The monk and the worm of jealousy
A Jataka that seems ever-relevant to small and big situations tells the cautionary tale of a jealous monk. Renuka Narayanan writes.india Updated: Feb 02, 2013 21:54 IST
A Jataka that seems ever-relevant to small and big situations tells the cautionary tale of a jealous monk.
He lived alone in a little vihara in a little village, supported by the village rich man who followed the Dhamma.
Life was totally secure for the monk with his belly always full, simple but cosy quarters and only respect and courtesy from all.
He slept as peacefully as a happy child and was totally free to concentrate on meditation and other monkly duties.
Into this idyll one day came an older monk, of peaceful, learned ways.
The village monk met him with due courtesy and introduced him to the village rich man, who took greatly to the visiting monk and showed him respect and hospitality.
For the first time ever, the village monk could not sleep. The worm of jealousy had entered his head and writhed and wriggled so much that it kept him wide awake with discomfort.
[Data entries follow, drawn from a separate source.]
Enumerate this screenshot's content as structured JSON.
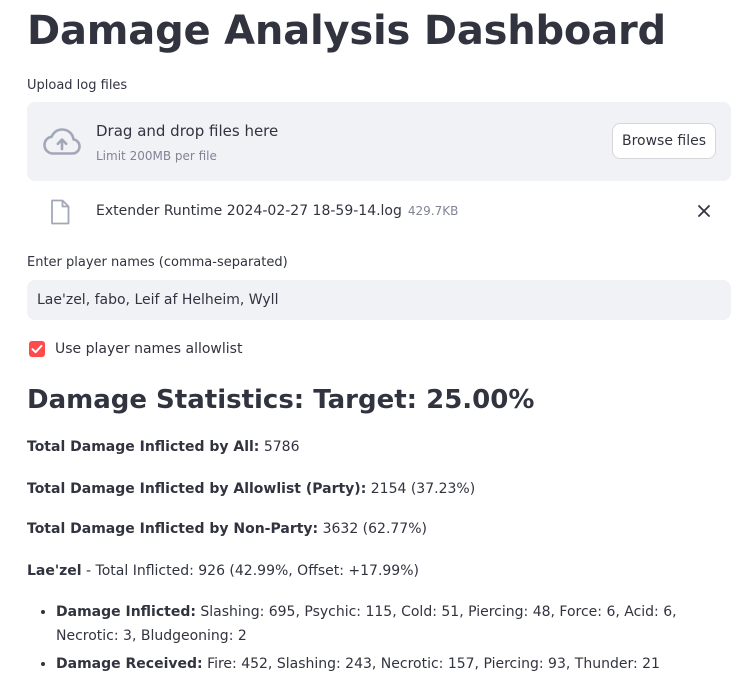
{
  "title": "Damage Analysis Dashboard",
  "upload": {
    "label": "Upload log files",
    "drop_title": "Drag and drop files here",
    "limit": "Limit 200MB per file",
    "browse_label": "Browse files",
    "file_name": "Extender Runtime 2024-02-27 18-59-14.log",
    "file_size": "429.7KB"
  },
  "players": {
    "label": "Enter player names (comma-separated)",
    "value": "Lae'zel, fabo, Leif af Helheim, Wyll"
  },
  "allowlist": {
    "label": "Use player names allowlist",
    "checked": true,
    "color": "#ff4b4b"
  },
  "stats": {
    "heading": "Damage Statistics: Target: 25.00%",
    "total_all_label": "Total Damage Inflicted by All:",
    "total_all_value": "5786",
    "total_party_label": "Total Damage Inflicted by Allowlist (Party):",
    "total_party_value": "2154 (37.23%)",
    "total_nonparty_label": "Total Damage Inflicted by Non-Party:",
    "total_nonparty_value": "3632 (62.77%)"
  },
  "player": {
    "name": "Lae'zel",
    "summary": "- Total Inflicted: 926 (42.99%, Offset: +17.99%)",
    "inflicted_label": "Damage Inflicted:",
    "inflicted_value": "Slashing: 695, Psychic: 115, Cold: 51, Piercing: 48, Force: 6, Acid: 6, Necrotic: 3, Bludgeoning: 2",
    "received_label": "Damage Received:",
    "received_value": "Fire: 452, Slashing: 243, Necrotic: 157, Piercing: 93, Thunder: 21"
  }
}
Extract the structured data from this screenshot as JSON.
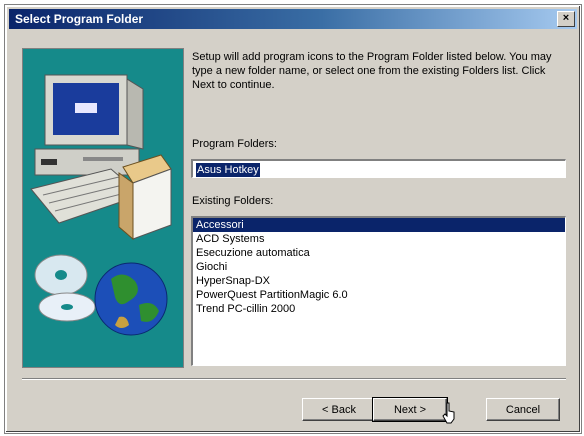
{
  "window": {
    "title": "Select Program Folder",
    "close_label": "×"
  },
  "description": "Setup will add program icons to the Program Folder listed below. You may type a new folder name, or select one from the existing Folders list. Click Next to continue.",
  "program_folders": {
    "label": "Program Folders:",
    "value": "Asus Hotkey"
  },
  "existing_folders": {
    "label": "Existing Folders:",
    "items": [
      {
        "label": "Accessori",
        "selected": true
      },
      {
        "label": "ACD Systems",
        "selected": false
      },
      {
        "label": "Esecuzione automatica",
        "selected": false
      },
      {
        "label": "Giochi",
        "selected": false
      },
      {
        "label": "HyperSnap-DX",
        "selected": false
      },
      {
        "label": "PowerQuest PartitionMagic 6.0",
        "selected": false
      },
      {
        "label": "Trend PC-cillin 2000",
        "selected": false
      }
    ]
  },
  "buttons": {
    "back": "< Back",
    "next": "Next >",
    "cancel": "Cancel"
  },
  "colors": {
    "title_bar": "#0a246a",
    "selection": "#0a246a",
    "art_background": "#158a8a",
    "dialog_face": "#d4d0c8"
  }
}
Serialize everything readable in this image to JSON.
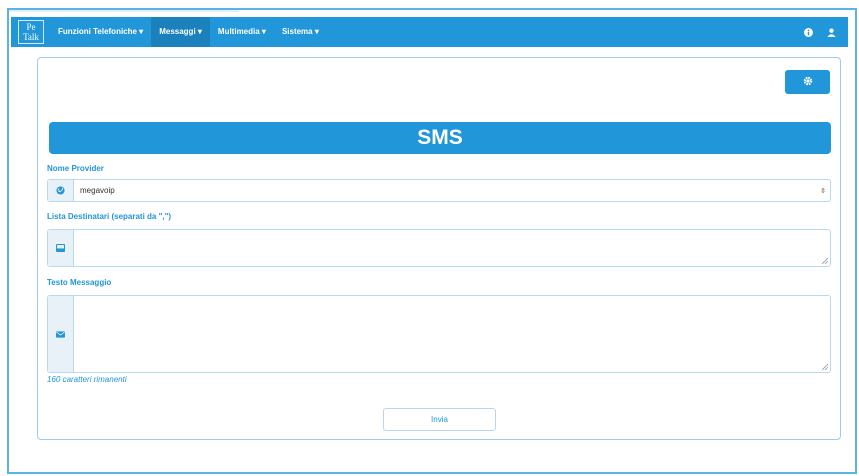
{
  "colors": {
    "primary": "#2196d8",
    "active_nav": "#1a81bd",
    "border": "#b9d9ee",
    "addon_bg": "#e8f1f8"
  },
  "logo": {
    "line1": "Pe",
    "line2": "Talk"
  },
  "navbar": {
    "items": [
      {
        "label": "Funzioni Telefoniche ▾",
        "active": false
      },
      {
        "label": "Messaggi ▾",
        "active": true
      },
      {
        "label": "Multimedia ▾",
        "active": false
      },
      {
        "label": "Sistema ▾",
        "active": false
      }
    ],
    "right_icons": [
      "info-icon",
      "user-icon"
    ]
  },
  "settings_button": {
    "icon": "gear-icon"
  },
  "page": {
    "title": "SMS",
    "provider": {
      "label": "Nome Provider",
      "value": "megavoip",
      "icon": "globe-icon"
    },
    "recipients": {
      "label": "Lista Destinatari (separati da \",\")",
      "value": "",
      "icon": "inbox-icon"
    },
    "message": {
      "label": "Testo Messaggio",
      "value": "",
      "icon": "envelope-icon"
    },
    "remaining_text": "160 caratteri rimanenti",
    "send_label": "Invia"
  }
}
Taken over by jealousy, the village monk did not wake his visitor for the morning alms round (the Jataka says he scratched so softly with his nail on the visiting monk’s door that not even a mouse could have heard him) and snubbed him after that.
The visiting monk understood the agony that the village monk was going through and pitied him deeply. He began meditating until he reached higher levels of awareness and serenity.
Later that day, the village monk went to call on the rich man, who asked after the visiting monk. The village monk answered that he had knocked on the visitor’s door but had no answer.
The rich man then filled the village monk’s bowl with delicious ‘madhupayasa’ made of rice, milk, ghee, sugar and honey.
After the monk had eaten, he took away the bowl, washed it in scented water and refilled it to take back to the visiting monk.
Unwilling to share, the village monk wondered frantically how best to dispose of the evidence. Finally he saw a field that had just been burned by farmers to make the soil better.
It glowed with coals, on which the village monk poured out all the payasa so that it went up in smoke.
When he got back, he found that the visiting monk had gone away. The Jataka says it took the village monk a thousand-and-one lives after that to recover his peace of mind, which was burnt with the madhupayasa.
Renuka Narayanan writes on religion and culture